Writing techniques that can help your writing

131 views · 10-02-2020

Pencils for creative writing

There are techniques for almost everything. And that is the case of writing. Whether creative, scientific or journalistic writing, we will present different techniques that can be of great help if you dedicate to writing.

May be you do creative writing. Maybe you write a paper for a class. Whatever subject or style you write the writing techniques may help you. We will point out some the best here for you. Choose which techniques seem most useful to you and try them. You will probably see some benefits.

Listing

Listing is a very simple technique. As its name suggests, is a brainstorming technique in which you make a list of ideas. If you have to write an essay and are having some difficulty, you simply write out in linear form a list of ideas. You don’t have to worry about grammar as you can put down your ideas, phrases or quotes, as bullet points, or as numerical points. But if you’re the kind of person who likes to see things laid out in an organized way, this is a good technique to try. The advantage of this technique is that it enables ideas to be generated more quickly than with clustering, as the ideas can be written in any order.

Mind-mapping (Clustering)

This technique is call Clustering or Mind-mapping. It is basically a visual brainstorming technique. It is especially useful for visual learners. The advantage of this technique is that ideas are organised on the page, making it easier to move to the outlining stage of the process. As a result, it is the most popular brainstorming method with students.

Free Writing

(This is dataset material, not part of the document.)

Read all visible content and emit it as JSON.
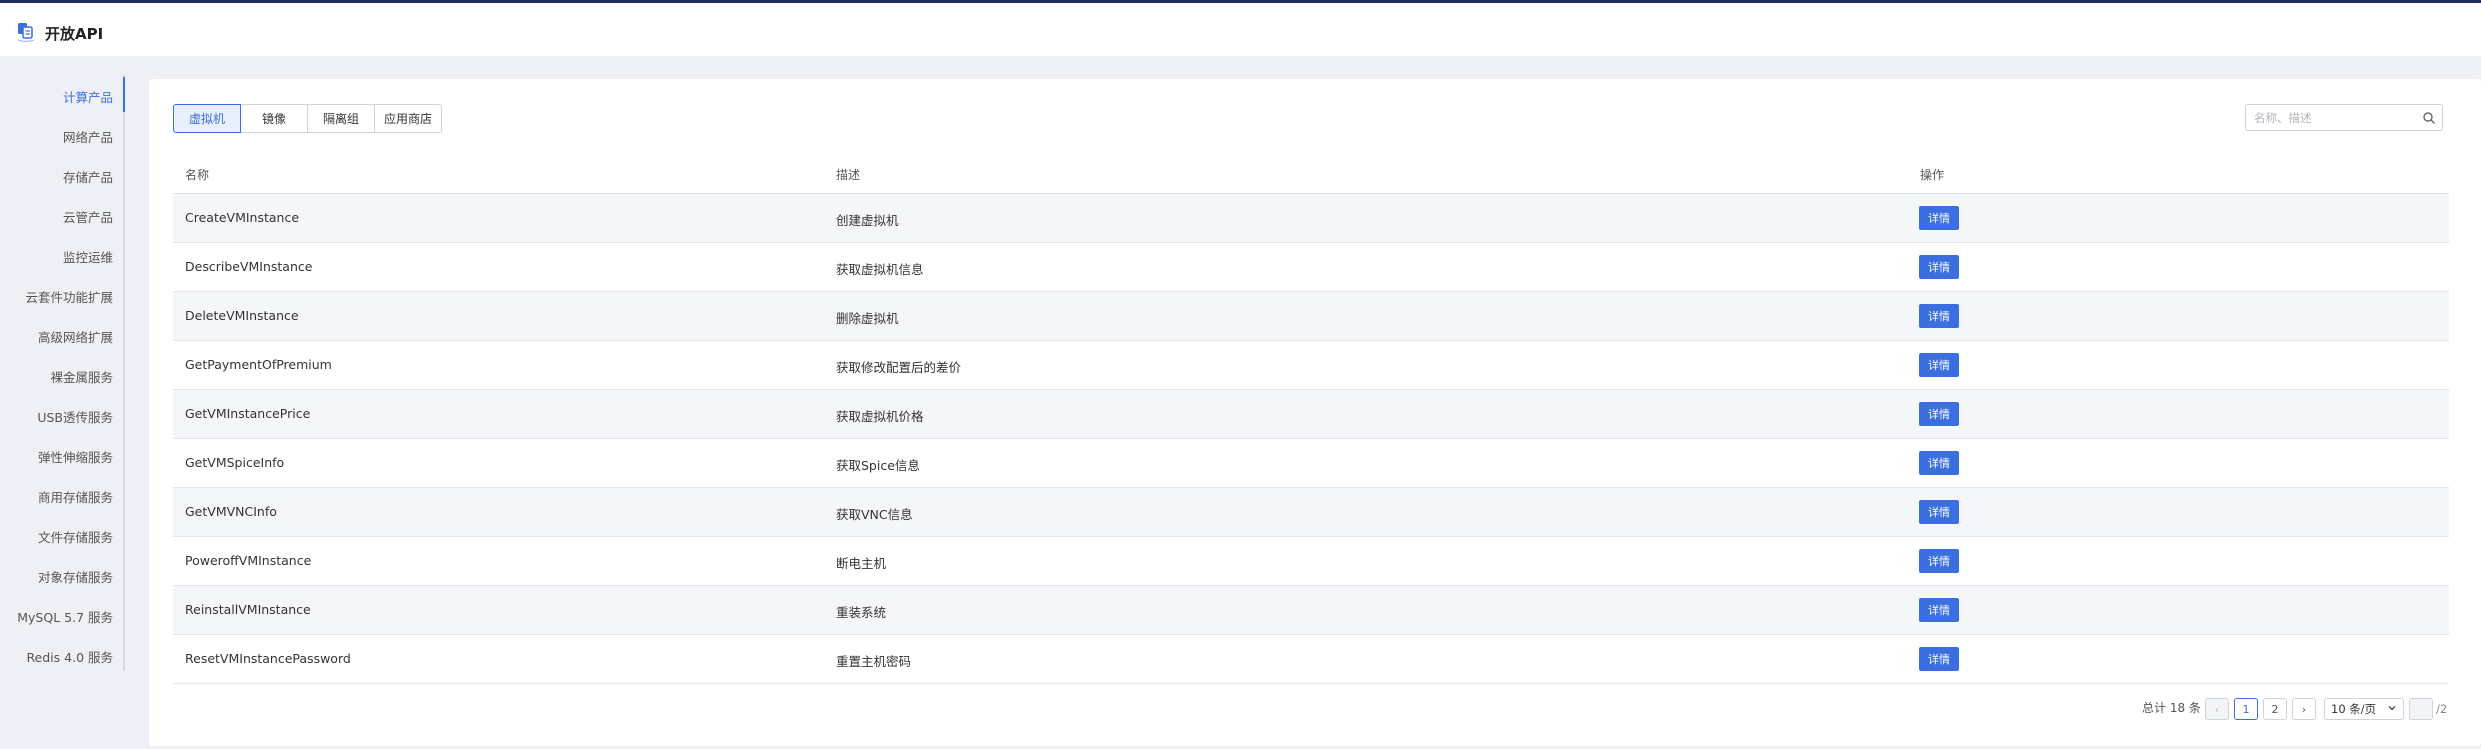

Freewriting is a technique in which the writer writes from what is in his mind at the moment of writing, in continuous prose, hoping that one or more brilliant ideas will appear. The advantage of this technique is that it might enable you to generate ideas when the other methods fail. However, it is not generally favoured by students of academic writing. It takes more time, and the writing you produce will be disorganised. Part of it will also be discarded at the end. It is more useful when writing creative works such as stories, poetry, songs. In a nutshell thism ethod consist of:

  1. Write the topic at the top of your paper.
  2. Write as much as you can what you feel or what is in your mind just now.
  3. Once you run out of ideas, reread your passage and highlight the useful ideas.
  4. Organize the ideas and use them to write an outline.

Focused Free Writing

This one is a similar slightly different application of free writing. It focused more on whatever the topic you are meant to write about. You again write non-stop, typically for 10 minutes, everything that comes to your mind. Again the beauty of this method is that you forgot abaut grammar or spelling. You just focus on ideas and this time you focus on the topic not just what is in your mind at the moment of writing.

Loop Writing

Questioning

The Questioning Technique is exactly what it says. You imagine the questions your reader might want to know about your topic and you set about answering them as you write. So our old friends ‘who’, ‘what’, ‘where’, ‘why’, ‘when’ and ‘how’ come in very useful here.

Cubing

Quite an interesting technique this one. It’s called cubing because it allows you to look at a topic from six sides, like a cube. It’s recommended that you spend 5 minutes exploring each of the "sides" of the topic:

  1. Describe it: what’s it look like?
  2. Compare it: what are the similarities or differences to?
  3. Aanalyze it: what’s it made of?
  4. Associate it: what does it remind you of?
  5. Apply it: what can you do with it?
  6. Argue it: take either side, and position yourself
This can be an excellent strategy when your ideas dry up and you come to a sudden stop. It is also a technique to use when you’re trying to decide how to tackle a topic.